RECORDS PROVIDED Start Marker
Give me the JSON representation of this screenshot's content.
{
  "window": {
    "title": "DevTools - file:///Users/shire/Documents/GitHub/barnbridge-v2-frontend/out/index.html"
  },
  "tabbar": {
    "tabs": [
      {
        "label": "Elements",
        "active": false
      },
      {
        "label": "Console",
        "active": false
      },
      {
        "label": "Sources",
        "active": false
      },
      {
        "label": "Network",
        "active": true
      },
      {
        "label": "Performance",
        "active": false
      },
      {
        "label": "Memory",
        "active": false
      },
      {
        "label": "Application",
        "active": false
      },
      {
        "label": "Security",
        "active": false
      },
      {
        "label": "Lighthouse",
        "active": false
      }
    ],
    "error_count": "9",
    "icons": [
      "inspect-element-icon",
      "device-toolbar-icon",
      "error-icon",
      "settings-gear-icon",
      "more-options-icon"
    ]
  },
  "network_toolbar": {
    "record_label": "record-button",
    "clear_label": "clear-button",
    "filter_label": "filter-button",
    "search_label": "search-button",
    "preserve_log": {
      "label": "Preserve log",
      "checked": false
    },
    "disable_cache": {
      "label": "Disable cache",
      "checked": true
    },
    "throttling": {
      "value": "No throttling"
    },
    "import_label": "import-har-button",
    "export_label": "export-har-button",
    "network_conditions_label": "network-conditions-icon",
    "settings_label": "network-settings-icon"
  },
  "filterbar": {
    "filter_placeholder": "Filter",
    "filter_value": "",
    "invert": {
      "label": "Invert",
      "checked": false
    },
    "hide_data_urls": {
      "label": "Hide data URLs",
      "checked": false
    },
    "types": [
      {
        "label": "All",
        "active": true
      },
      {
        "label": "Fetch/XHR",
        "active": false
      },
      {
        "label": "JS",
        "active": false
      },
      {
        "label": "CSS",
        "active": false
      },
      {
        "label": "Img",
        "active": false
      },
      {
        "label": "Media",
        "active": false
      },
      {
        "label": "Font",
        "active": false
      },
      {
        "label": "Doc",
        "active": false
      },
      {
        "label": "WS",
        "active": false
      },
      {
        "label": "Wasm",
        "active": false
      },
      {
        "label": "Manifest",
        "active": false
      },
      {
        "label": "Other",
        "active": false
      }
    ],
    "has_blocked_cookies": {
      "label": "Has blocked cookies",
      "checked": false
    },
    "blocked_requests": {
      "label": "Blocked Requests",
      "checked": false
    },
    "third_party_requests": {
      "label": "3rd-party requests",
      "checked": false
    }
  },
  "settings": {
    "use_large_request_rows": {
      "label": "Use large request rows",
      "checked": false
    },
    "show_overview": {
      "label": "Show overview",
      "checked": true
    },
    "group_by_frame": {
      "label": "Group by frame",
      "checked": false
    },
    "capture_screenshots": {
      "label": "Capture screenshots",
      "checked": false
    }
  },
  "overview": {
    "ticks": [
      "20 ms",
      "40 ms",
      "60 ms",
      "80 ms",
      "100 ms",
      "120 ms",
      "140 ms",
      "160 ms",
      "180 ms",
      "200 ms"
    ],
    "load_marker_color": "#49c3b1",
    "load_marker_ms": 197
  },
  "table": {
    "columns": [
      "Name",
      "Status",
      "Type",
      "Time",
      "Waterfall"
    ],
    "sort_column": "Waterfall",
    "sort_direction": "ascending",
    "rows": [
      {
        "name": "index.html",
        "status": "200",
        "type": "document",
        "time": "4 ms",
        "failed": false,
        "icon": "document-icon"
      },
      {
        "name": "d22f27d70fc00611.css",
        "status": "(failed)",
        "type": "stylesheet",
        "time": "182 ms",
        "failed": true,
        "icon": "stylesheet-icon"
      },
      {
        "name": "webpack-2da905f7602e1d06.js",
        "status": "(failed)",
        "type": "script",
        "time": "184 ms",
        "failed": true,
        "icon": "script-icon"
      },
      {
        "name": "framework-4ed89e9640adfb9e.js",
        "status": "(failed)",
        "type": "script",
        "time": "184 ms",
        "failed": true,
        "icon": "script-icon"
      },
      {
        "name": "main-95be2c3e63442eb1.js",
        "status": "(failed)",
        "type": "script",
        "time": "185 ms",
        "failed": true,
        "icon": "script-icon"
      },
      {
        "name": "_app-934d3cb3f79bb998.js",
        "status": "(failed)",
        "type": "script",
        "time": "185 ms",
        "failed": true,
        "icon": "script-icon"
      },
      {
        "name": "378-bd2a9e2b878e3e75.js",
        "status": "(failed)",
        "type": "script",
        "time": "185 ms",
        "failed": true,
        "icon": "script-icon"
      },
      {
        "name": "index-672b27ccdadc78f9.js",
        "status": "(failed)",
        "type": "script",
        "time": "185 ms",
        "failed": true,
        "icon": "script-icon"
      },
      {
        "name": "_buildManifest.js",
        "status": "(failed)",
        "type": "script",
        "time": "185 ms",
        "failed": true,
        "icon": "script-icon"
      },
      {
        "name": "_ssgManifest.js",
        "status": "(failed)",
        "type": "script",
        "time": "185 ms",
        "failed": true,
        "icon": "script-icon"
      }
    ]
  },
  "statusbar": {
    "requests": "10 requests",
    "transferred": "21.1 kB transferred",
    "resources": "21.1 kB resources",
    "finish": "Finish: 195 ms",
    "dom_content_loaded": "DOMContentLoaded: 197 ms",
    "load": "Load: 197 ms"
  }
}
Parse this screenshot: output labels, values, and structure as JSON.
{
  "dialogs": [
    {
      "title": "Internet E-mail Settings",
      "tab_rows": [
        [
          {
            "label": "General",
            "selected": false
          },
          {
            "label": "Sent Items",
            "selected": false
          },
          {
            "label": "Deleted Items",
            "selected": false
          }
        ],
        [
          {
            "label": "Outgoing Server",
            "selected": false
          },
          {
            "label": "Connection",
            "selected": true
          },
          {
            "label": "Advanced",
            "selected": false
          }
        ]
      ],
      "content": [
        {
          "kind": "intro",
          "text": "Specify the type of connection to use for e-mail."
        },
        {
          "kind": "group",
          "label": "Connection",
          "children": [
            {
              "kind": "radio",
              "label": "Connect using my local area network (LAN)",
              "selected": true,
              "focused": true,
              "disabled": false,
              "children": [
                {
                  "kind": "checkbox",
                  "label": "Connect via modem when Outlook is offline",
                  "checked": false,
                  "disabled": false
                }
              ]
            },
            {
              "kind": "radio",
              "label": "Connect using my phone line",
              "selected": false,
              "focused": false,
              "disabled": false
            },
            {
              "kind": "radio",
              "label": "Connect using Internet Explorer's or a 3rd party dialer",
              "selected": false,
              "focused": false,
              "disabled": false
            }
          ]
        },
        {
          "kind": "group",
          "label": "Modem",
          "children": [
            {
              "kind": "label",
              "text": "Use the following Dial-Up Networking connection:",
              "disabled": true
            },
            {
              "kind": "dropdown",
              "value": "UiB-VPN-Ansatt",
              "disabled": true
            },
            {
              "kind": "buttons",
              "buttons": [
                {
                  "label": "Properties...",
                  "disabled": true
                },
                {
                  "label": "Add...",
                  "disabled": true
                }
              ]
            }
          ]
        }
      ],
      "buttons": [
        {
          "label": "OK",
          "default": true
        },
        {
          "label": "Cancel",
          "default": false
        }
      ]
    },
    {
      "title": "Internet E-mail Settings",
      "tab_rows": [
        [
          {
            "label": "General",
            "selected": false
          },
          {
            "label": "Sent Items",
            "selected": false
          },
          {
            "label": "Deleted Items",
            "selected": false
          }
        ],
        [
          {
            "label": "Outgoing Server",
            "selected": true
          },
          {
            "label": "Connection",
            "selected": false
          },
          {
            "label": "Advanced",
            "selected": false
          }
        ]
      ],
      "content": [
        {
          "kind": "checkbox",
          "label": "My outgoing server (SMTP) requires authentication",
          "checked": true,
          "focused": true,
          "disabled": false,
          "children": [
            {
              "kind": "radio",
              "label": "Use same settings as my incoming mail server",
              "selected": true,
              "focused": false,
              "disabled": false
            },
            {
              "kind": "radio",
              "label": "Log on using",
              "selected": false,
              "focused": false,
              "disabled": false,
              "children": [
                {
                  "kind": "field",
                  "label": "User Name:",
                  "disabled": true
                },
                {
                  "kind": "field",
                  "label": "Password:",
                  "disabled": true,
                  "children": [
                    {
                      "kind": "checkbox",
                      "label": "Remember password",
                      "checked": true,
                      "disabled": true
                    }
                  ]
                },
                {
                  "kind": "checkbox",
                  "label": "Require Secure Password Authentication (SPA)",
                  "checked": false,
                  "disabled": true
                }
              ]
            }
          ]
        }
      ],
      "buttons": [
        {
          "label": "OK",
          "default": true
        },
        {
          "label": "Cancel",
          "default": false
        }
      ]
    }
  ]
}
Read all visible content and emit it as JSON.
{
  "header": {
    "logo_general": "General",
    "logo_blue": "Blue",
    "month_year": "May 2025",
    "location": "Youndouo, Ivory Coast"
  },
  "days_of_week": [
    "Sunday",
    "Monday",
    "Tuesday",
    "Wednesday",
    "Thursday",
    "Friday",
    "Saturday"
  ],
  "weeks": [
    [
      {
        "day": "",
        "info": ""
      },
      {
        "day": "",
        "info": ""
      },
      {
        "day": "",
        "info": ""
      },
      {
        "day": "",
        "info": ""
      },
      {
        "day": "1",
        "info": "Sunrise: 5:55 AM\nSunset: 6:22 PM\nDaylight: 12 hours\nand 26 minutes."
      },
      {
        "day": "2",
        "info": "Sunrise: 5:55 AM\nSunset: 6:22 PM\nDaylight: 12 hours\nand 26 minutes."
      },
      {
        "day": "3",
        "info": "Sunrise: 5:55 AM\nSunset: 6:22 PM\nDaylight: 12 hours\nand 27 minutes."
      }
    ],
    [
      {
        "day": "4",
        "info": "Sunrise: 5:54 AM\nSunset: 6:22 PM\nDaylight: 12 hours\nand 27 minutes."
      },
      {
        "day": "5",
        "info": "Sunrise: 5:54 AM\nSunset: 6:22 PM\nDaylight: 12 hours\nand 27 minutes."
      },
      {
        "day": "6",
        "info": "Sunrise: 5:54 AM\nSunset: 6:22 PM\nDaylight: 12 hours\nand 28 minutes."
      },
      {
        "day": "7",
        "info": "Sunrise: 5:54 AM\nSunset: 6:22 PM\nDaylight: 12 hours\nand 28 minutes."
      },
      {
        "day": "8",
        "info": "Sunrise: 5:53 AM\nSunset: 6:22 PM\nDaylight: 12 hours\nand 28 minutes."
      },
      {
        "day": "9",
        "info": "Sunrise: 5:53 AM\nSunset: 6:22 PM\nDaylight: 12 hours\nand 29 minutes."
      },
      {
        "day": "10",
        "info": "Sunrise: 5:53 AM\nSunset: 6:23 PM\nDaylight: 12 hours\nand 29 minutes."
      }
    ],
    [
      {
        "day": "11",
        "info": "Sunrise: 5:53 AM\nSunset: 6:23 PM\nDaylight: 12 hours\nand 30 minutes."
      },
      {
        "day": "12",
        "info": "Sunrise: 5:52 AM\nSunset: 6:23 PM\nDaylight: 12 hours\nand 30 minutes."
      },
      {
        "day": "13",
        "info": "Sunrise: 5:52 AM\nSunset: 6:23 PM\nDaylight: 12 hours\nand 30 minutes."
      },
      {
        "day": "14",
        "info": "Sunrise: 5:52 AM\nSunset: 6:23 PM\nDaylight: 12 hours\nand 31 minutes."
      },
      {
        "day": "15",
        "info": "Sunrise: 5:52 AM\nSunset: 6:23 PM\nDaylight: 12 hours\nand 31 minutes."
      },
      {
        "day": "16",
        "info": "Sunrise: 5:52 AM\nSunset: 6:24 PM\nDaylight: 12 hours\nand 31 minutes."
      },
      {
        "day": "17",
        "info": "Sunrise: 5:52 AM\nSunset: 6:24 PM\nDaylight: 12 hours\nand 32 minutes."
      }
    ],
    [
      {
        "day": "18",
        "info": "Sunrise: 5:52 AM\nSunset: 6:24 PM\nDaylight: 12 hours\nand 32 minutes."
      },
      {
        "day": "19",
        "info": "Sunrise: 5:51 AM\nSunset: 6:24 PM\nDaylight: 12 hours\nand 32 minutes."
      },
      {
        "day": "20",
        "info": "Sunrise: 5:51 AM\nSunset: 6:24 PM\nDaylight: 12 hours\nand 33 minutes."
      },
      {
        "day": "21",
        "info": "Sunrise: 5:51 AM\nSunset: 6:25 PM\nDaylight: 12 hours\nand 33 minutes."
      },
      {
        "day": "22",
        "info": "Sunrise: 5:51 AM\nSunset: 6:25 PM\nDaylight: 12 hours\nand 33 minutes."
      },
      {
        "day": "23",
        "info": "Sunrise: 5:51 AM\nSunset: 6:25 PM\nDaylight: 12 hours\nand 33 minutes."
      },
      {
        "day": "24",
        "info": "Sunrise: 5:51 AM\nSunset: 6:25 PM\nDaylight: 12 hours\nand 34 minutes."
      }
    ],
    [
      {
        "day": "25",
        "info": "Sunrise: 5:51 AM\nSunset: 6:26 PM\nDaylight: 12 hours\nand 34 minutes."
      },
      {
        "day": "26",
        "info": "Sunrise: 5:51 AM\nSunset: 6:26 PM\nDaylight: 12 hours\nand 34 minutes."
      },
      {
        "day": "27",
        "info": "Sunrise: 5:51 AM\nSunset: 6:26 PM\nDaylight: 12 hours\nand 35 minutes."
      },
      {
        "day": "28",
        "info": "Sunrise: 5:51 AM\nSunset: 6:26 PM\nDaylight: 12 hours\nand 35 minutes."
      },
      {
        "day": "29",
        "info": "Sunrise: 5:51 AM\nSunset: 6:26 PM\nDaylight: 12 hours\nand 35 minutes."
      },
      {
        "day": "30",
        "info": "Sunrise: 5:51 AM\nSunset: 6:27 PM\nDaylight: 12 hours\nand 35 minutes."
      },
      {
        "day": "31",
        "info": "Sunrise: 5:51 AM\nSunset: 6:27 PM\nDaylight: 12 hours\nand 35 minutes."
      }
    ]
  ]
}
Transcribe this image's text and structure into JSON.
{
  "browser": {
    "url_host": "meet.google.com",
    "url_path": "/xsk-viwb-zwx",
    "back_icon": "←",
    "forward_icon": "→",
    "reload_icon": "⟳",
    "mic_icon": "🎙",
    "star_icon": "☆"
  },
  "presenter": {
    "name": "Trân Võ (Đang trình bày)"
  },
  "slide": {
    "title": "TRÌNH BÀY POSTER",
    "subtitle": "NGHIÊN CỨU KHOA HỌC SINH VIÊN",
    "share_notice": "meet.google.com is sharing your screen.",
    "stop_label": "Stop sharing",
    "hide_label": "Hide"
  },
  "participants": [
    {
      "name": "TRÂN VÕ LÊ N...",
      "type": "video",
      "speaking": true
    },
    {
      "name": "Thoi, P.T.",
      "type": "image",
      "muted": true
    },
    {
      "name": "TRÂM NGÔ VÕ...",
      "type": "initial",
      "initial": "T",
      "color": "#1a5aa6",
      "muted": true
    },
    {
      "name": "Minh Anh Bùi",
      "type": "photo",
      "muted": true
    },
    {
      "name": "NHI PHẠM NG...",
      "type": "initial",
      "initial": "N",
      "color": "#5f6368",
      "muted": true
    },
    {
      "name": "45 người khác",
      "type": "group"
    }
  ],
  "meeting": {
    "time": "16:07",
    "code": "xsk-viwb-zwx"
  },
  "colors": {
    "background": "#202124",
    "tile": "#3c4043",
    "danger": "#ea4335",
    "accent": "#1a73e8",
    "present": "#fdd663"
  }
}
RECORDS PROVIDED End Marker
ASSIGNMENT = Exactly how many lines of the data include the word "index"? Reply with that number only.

COMPLETED TASK = 3